Friday 20 Sep 2013: Smart Water Metering and Residential End Use Analysis: Recent Findings from Australia
Dr Cara Beal - Smart Water Research Centre, Griffith University, Australia
Smart metering trials and water end use studies are becoming more commonplace internationally in the
quest to better understand urban water consumption generally and to ascertain the effectiveness of demand
management strategies. Smart metering technology is rapidly developing in both the water and energy sectors and is rapidly becoming cost effective for widespread application. Without knowing precisely when and where water is being
used in a home or business, how can you manage its demand and encourage relevant water conservation strategies?
The recent drought in Australia necessitated better management of water resources through evidence-based planning. The South-east Queensland Residential End Use Study (SEQREUS) has recently been finalised and provides a range of important findings relevant to researchers, practitioners and government officers in China and the Asian Pacific Region seeking better knowledge on residential water consumption determinants. Findings presented cover multiple residential end use summaries across a two year period, end use diurnal demand patterns, end use predictors of peak demand, energy related implications of water conservation, socio-demographic and stock efficiency
determinants of residential consumption, to name a few.
The Full Report is available from the Urban Water Research Security Research Alliance Web Site:
Dr Cara Beal is a Research Fellow based at the Smart Water Research Centre at Griffith University, Gold Coast City, Queensland Australia. She is a specialist in urban water resources

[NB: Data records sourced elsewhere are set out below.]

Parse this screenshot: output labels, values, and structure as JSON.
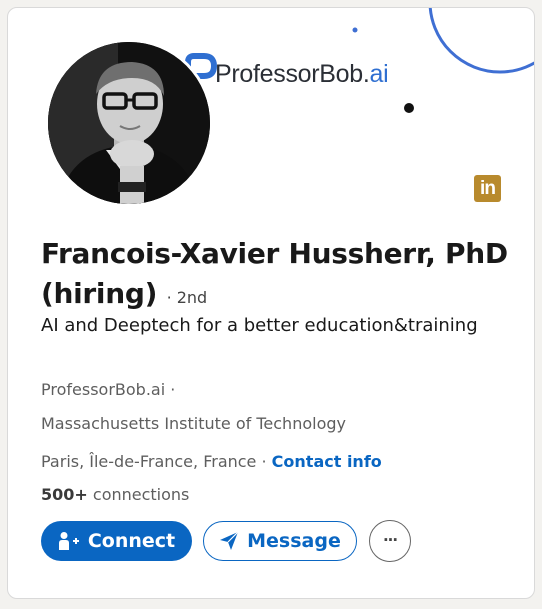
{
  "banner": {
    "logo_main": "ProfessorBob.",
    "logo_accent": "ai",
    "linkedin_badge": "in"
  },
  "profile": {
    "name": "Francois-Xavier Hussherr, PhD (hiring)",
    "degree": "· 2nd",
    "headline": "AI and Deeptech for a better education&training",
    "company": "ProfessorBob.ai ·",
    "school": "Massachusetts Institute of Technology",
    "location": "Paris, Île-de-France, France ·",
    "contact_info": "Contact info",
    "connections_count": "500+",
    "connections_label": " connections"
  },
  "actions": {
    "connect": "Connect",
    "message": "Message",
    "more": "···"
  },
  "colors": {
    "brand_blue": "#0a66c2",
    "logo_blue": "#2f6fd1",
    "badge_gold": "#b88a2d"
  },
  "icons": {
    "connect": "add-person-icon",
    "message": "send-icon",
    "more": "more-icon",
    "linkedin": "linkedin-icon"
  }
}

and environmental management research, particularly related to smart water metering, end use analysis and decentralised water and wastewater systems. She is currently leading or has completed water end use studies covering potable-only water supply schemes, dual supply schemes and

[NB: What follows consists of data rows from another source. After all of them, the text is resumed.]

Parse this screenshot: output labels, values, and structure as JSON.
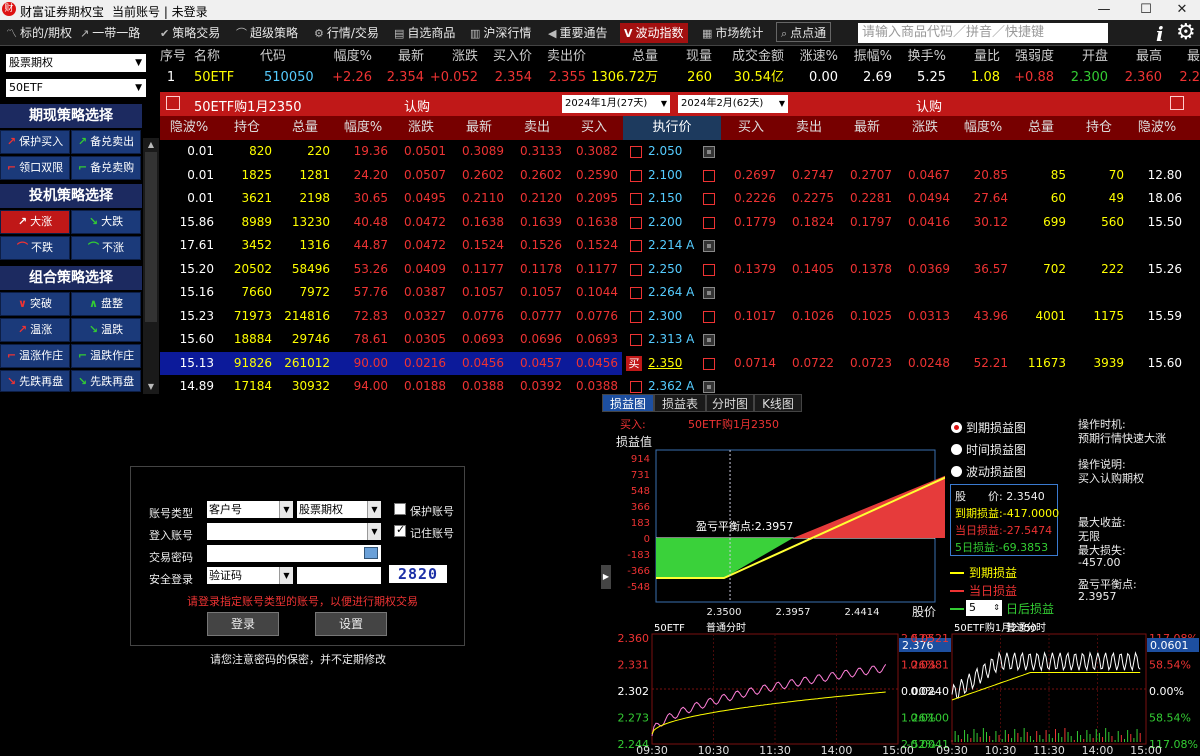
{
  "titlebar": {
    "app_name": "财富证券期权宝",
    "account": "当前账号 | 未登录"
  },
  "toolbar": {
    "items": [
      {
        "label": "标的/期权",
        "icon": "chart-line"
      },
      {
        "label": "一带一路",
        "icon": "trend"
      },
      {
        "label": "策略交易",
        "icon": "check"
      },
      {
        "label": "超级策略",
        "icon": "trend"
      },
      {
        "label": "行情/交易",
        "icon": "gear"
      },
      {
        "label": "自选商品",
        "icon": "cart"
      },
      {
        "label": "沪深行情",
        "icon": "bars"
      },
      {
        "label": "重要通告",
        "icon": "speaker"
      },
      {
        "label": "波动指数",
        "icon": "V"
      },
      {
        "label": "市场统计",
        "icon": "building"
      },
      {
        "label": "点点通",
        "icon": "search"
      }
    ],
    "search_placeholder": "请输入商品代码／拼音／快捷键"
  },
  "left": {
    "select1": "股票期权",
    "select2": "50ETF",
    "group1": {
      "title": "期现策略选择",
      "buttons": [
        "保护买入",
        "备兑卖出",
        "领口双限",
        "备兑卖购"
      ]
    },
    "group2": {
      "title": "投机策略选择",
      "buttons": [
        "大涨",
        "大跌",
        "不跌",
        "不涨"
      ]
    },
    "group3": {
      "title": "组合策略选择",
      "buttons": [
        "突破",
        "盘整",
        "温涨",
        "温跌",
        "温涨作庄",
        "温跌作庄",
        "先跌再盘",
        "先跌再盘"
      ]
    }
  },
  "quote": {
    "headers": [
      "序号",
      "名称",
      "代码",
      "幅度%",
      "最新",
      "涨跌",
      "买入价",
      "卖出价",
      "总量",
      "现量",
      "成交金额",
      "涨速%",
      "振幅%",
      "换手%",
      "量比",
      "强弱度",
      "开盘",
      "最高",
      "最"
    ],
    "row": [
      "1",
      "50ETF",
      "510050",
      "+2.26",
      "2.354",
      "+0.052",
      "2.354",
      "2.355",
      "1306.72万",
      "260",
      "30.54亿",
      "0.00",
      "2.69",
      "5.25",
      "1.08",
      "+0.88",
      "2.300",
      "2.360",
      "2.2"
    ]
  },
  "option_bar": {
    "title": "50ETF购1月2350",
    "left_type": "认购",
    "month1": "2024年1月(27天)",
    "month2": "2024年2月(62天)",
    "right_type": "认购"
  },
  "chain": {
    "headers_left": [
      "隐波%",
      "持仓",
      "总量",
      "幅度%",
      "涨跌",
      "最新",
      "卖出",
      "买入"
    ],
    "header_strike": "执行价",
    "headers_right": [
      "买入",
      "卖出",
      "最新",
      "涨跌",
      "幅度%",
      "总量",
      "持仓",
      "隐波%"
    ],
    "rows": [
      {
        "left": [
          "0.01",
          "820",
          "220",
          "19.36",
          "0.0501",
          "0.3089",
          "0.3133",
          "0.3082"
        ],
        "strike": "2.050",
        "right": [
          "",
          "",
          "",
          "",
          "",
          "",
          "",
          ""
        ],
        "sel": false,
        "buy": ""
      },
      {
        "left": [
          "0.01",
          "1825",
          "1281",
          "24.20",
          "0.0507",
          "0.2602",
          "0.2602",
          "0.2590"
        ],
        "strike": "2.100",
        "right": [
          "0.2697",
          "0.2747",
          "0.2707",
          "0.0467",
          "20.85",
          "85",
          "70",
          "12.80"
        ],
        "sel": false,
        "buy": ""
      },
      {
        "left": [
          "0.01",
          "3621",
          "2198",
          "30.65",
          "0.0495",
          "0.2110",
          "0.2120",
          "0.2095"
        ],
        "strike": "2.150",
        "right": [
          "0.2226",
          "0.2275",
          "0.2281",
          "0.0494",
          "27.64",
          "60",
          "49",
          "18.06"
        ],
        "sel": false,
        "buy": ""
      },
      {
        "left": [
          "15.86",
          "8989",
          "13230",
          "40.48",
          "0.0472",
          "0.1638",
          "0.1639",
          "0.1638"
        ],
        "strike": "2.200",
        "right": [
          "0.1779",
          "0.1824",
          "0.1797",
          "0.0416",
          "30.12",
          "699",
          "560",
          "15.50"
        ],
        "sel": false,
        "buy": ""
      },
      {
        "left": [
          "17.61",
          "3452",
          "1316",
          "44.87",
          "0.0472",
          "0.1524",
          "0.1526",
          "0.1524"
        ],
        "strike": "2.214 A",
        "right": [
          "",
          "",
          "",
          "",
          "",
          "",
          "",
          ""
        ],
        "sel": false,
        "buy": ""
      },
      {
        "left": [
          "15.20",
          "20502",
          "58496",
          "53.26",
          "0.0409",
          "0.1177",
          "0.1178",
          "0.1177"
        ],
        "strike": "2.250",
        "right": [
          "0.1379",
          "0.1405",
          "0.1378",
          "0.0369",
          "36.57",
          "702",
          "222",
          "15.26"
        ],
        "sel": false,
        "buy": ""
      },
      {
        "left": [
          "15.16",
          "7660",
          "7972",
          "57.76",
          "0.0387",
          "0.1057",
          "0.1057",
          "0.1044"
        ],
        "strike": "2.264 A",
        "right": [
          "",
          "",
          "",
          "",
          "",
          "",
          "",
          ""
        ],
        "sel": false,
        "buy": ""
      },
      {
        "left": [
          "15.23",
          "71973",
          "214816",
          "72.83",
          "0.0327",
          "0.0776",
          "0.0777",
          "0.0776"
        ],
        "strike": "2.300",
        "right": [
          "0.1017",
          "0.1026",
          "0.1025",
          "0.0313",
          "43.96",
          "4001",
          "1175",
          "15.59"
        ],
        "sel": false,
        "buy": ""
      },
      {
        "left": [
          "15.60",
          "18884",
          "29746",
          "78.61",
          "0.0305",
          "0.0693",
          "0.0696",
          "0.0693"
        ],
        "strike": "2.313 A",
        "right": [
          "",
          "",
          "",
          "",
          "",
          "",
          "",
          ""
        ],
        "sel": false,
        "buy": ""
      },
      {
        "left": [
          "15.13",
          "91826",
          "261012",
          "90.00",
          "0.0216",
          "0.0456",
          "0.0457",
          "0.0456"
        ],
        "strike": "2.350",
        "right": [
          "0.0714",
          "0.0722",
          "0.0723",
          "0.0248",
          "52.21",
          "11673",
          "3939",
          "15.60"
        ],
        "sel": true,
        "buy": "买"
      },
      {
        "left": [
          "14.89",
          "17184",
          "30932",
          "94.00",
          "0.0188",
          "0.0388",
          "0.0392",
          "0.0388"
        ],
        "strike": "2.362 A",
        "right": [
          "",
          "",
          "",
          "",
          "",
          "",
          "",
          ""
        ],
        "sel": false,
        "buy": ""
      }
    ]
  },
  "tabs": [
    "损益图",
    "损益表",
    "分时图",
    "K线图"
  ],
  "pl": {
    "title_prefix": "买入:",
    "title_contract": "50ETF购1月2350",
    "ylabel": "损益值",
    "xlabel": "股价",
    "yticks": [
      "914",
      "731",
      "548",
      "366",
      "183",
      "0",
      "-183",
      "-366",
      "-548"
    ],
    "xticks": [
      "2.3500",
      "2.3957",
      "2.4414"
    ],
    "breakeven_label": "盈亏平衡点:2.3957",
    "radio": [
      "到期损益图",
      "时间损益图",
      "波动损益图"
    ],
    "box": {
      "price_label": "股　　价:",
      "price": "2.3540",
      "expiry_label": "到期损益:",
      "expiry": "-417.0000",
      "today_label": "当日损益:",
      "today": "-27.5474",
      "five_label": "5日损益:",
      "five": "-69.3853"
    },
    "legend": [
      "到期损益",
      "当日损益",
      "日后损益"
    ],
    "spin": "5",
    "colors": {
      "loss": "#3ad13a",
      "gain": "#e63b3b",
      "expiry_line": "#ffff33",
      "today_line": "#e63b3b",
      "future_line": "#3ad13a"
    }
  },
  "notes": {
    "time_label": "操作时机:",
    "time_text": "预期行情快速大涨",
    "desc_label": "操作说明:",
    "desc_text": "买入认购期权",
    "max_gain_label": "最大收益:",
    "max_gain": "无限",
    "max_loss_label": "最大损失:",
    "max_loss": "-457.00",
    "be_label": "盈亏平衡点:",
    "be_value": "2.3957"
  },
  "mini1": {
    "name": "50ETF",
    "mode": "普通分时",
    "yl": [
      "2.360",
      "2.331",
      "2.302",
      "2.273",
      "2.244"
    ],
    "yr": [
      "2.52%",
      "1.26%",
      "0.00%",
      "1.26%",
      "2.52%"
    ],
    "last": "2.376",
    "xt": [
      "09:30",
      "10:30",
      "11:30",
      "14:00",
      "15:00"
    ]
  },
  "mini2": {
    "name": "50ETF购1月2350",
    "mode": "普通分时",
    "yl": [
      "0.0521",
      "0.0381",
      "0.0240",
      "0.0100",
      "-0.0041"
    ],
    "yr": [
      "117.08%",
      "58.54%",
      "0.00%",
      "58.54%",
      "117.08%"
    ],
    "last": "0.0601",
    "xt": [
      "09:30",
      "10:30",
      "11:30",
      "14:00",
      "15:00"
    ]
  },
  "login": {
    "acct_type_label": "账号类型",
    "acct_type": "客户号",
    "acct_market": "股票期权",
    "protect_label": "保护账号",
    "login_acct_label": "登入账号",
    "remember_label": "记住账号",
    "pwd_label": "交易密码",
    "security_label": "安全登录",
    "security_value": "验证码",
    "captcha": "2820",
    "warning": "请登录指定账号类型的账号，以便进行期权交易",
    "login_btn": "登录",
    "settings_btn": "设置",
    "footer": "请您注意密码的保密，并不定期修改"
  }
}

internally plumbed rain tank schemes. More recently, Dr Bealís work is exploring the water-energy nexus in remote and regional contexts, as well as the development of a national shared repository for smart metering and intelligent water networks. Dr Beal is a recipient of several professional accolades including

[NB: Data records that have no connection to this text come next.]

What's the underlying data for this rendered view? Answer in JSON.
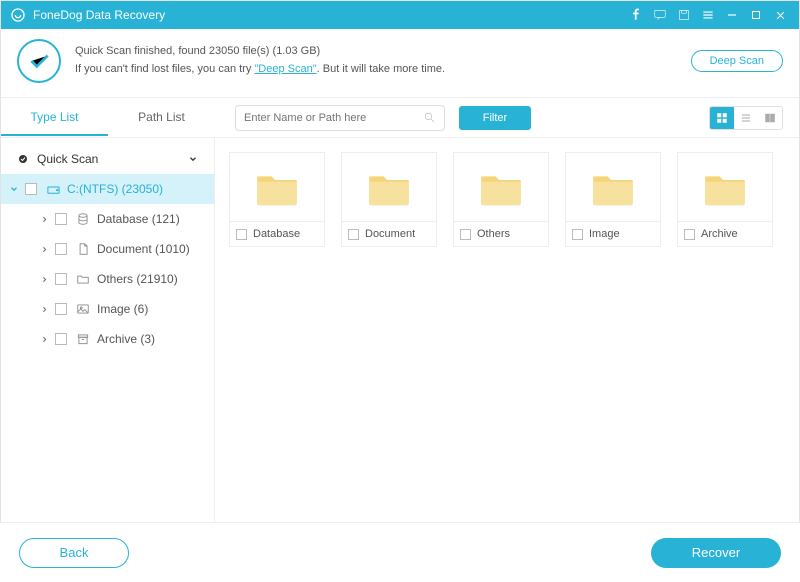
{
  "title": "FoneDog Data Recovery",
  "banner": {
    "line1_prefix": "Quick Scan finished, found ",
    "file_count": "23050",
    "line1_mid": " file(s) (",
    "total_size": "1.03 GB",
    "line1_suffix": ")",
    "line2_prefix": "If you can't find lost files, you can try ",
    "deep_link": "\"Deep Scan\"",
    "line2_suffix": ". But it will take more time.",
    "deep_button": "Deep Scan"
  },
  "tabs": {
    "type": "Type List",
    "path": "Path List"
  },
  "search": {
    "placeholder": "Enter Name or Path here"
  },
  "filter_label": "Filter",
  "tree": {
    "root": "Quick Scan",
    "drive": "C:(NTFS) (23050)",
    "children": [
      {
        "label": "Database (121)"
      },
      {
        "label": "Document (1010)"
      },
      {
        "label": "Others (21910)"
      },
      {
        "label": "Image (6)"
      },
      {
        "label": "Archive (3)"
      }
    ]
  },
  "folders": [
    {
      "label": "Database"
    },
    {
      "label": "Document"
    },
    {
      "label": "Others"
    },
    {
      "label": "Image"
    },
    {
      "label": "Archive"
    }
  ],
  "footer": {
    "back": "Back",
    "recover": "Recover"
  }
}
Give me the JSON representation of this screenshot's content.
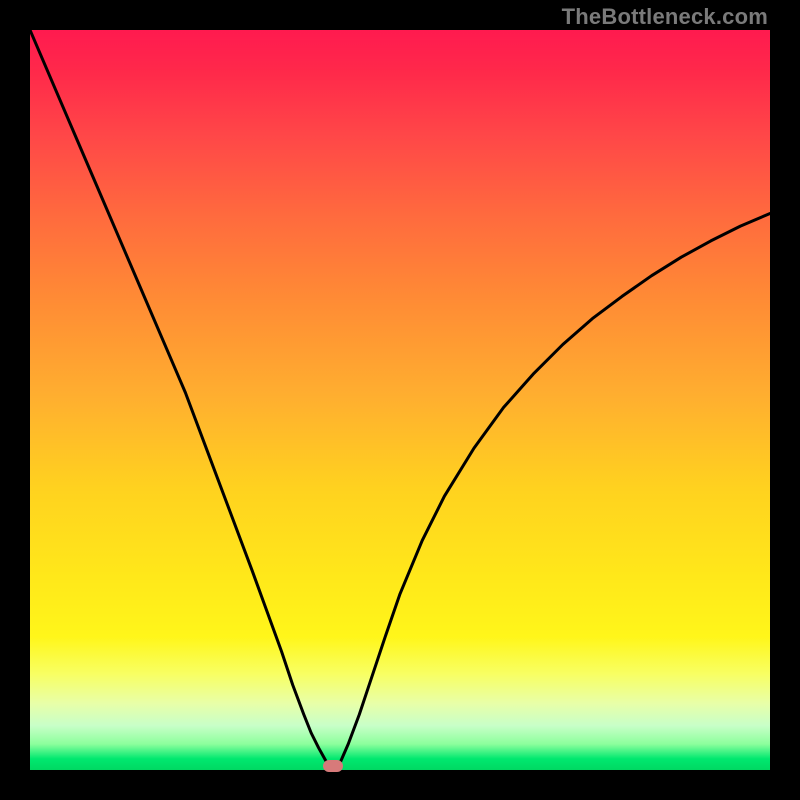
{
  "watermark": "TheBottleneck.com",
  "gradient_colors": {
    "top": "#ff1a4f",
    "mid_upper": "#ff8a35",
    "mid": "#ffd21f",
    "mid_lower": "#fff61a",
    "bottom": "#00d862"
  },
  "marker": {
    "x_fraction": 0.409,
    "y_fraction": 0.994,
    "color": "#d77a7a"
  },
  "chart_data": {
    "type": "line",
    "title": "",
    "xlabel": "",
    "ylabel": "",
    "xlim": [
      0,
      1
    ],
    "ylim": [
      0,
      1
    ],
    "annotations": [
      "TheBottleneck.com"
    ],
    "series": [
      {
        "name": "bottleneck-curve",
        "x": [
          0.0,
          0.03,
          0.06,
          0.09,
          0.12,
          0.15,
          0.18,
          0.21,
          0.24,
          0.27,
          0.3,
          0.32,
          0.34,
          0.355,
          0.37,
          0.38,
          0.39,
          0.4,
          0.409,
          0.42,
          0.43,
          0.445,
          0.46,
          0.48,
          0.5,
          0.53,
          0.56,
          0.6,
          0.64,
          0.68,
          0.72,
          0.76,
          0.8,
          0.84,
          0.88,
          0.92,
          0.96,
          1.0
        ],
        "y": [
          1.0,
          0.93,
          0.86,
          0.79,
          0.72,
          0.65,
          0.58,
          0.51,
          0.43,
          0.35,
          0.27,
          0.215,
          0.16,
          0.115,
          0.075,
          0.05,
          0.03,
          0.012,
          0.0,
          0.012,
          0.035,
          0.075,
          0.12,
          0.18,
          0.238,
          0.31,
          0.37,
          0.435,
          0.49,
          0.535,
          0.575,
          0.61,
          0.64,
          0.668,
          0.693,
          0.715,
          0.735,
          0.752
        ]
      }
    ],
    "optimum": {
      "x": 0.409,
      "y": 0.0
    }
  }
}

the Young Water Scientist of the Year Award and the Post Graduate Award for Excellence in Soil Science for her PhD thesis. When she is not actively pursuing her career interests, Cara enjoys actively pursuing her two cheeky children and four pesky chickens around her backyard!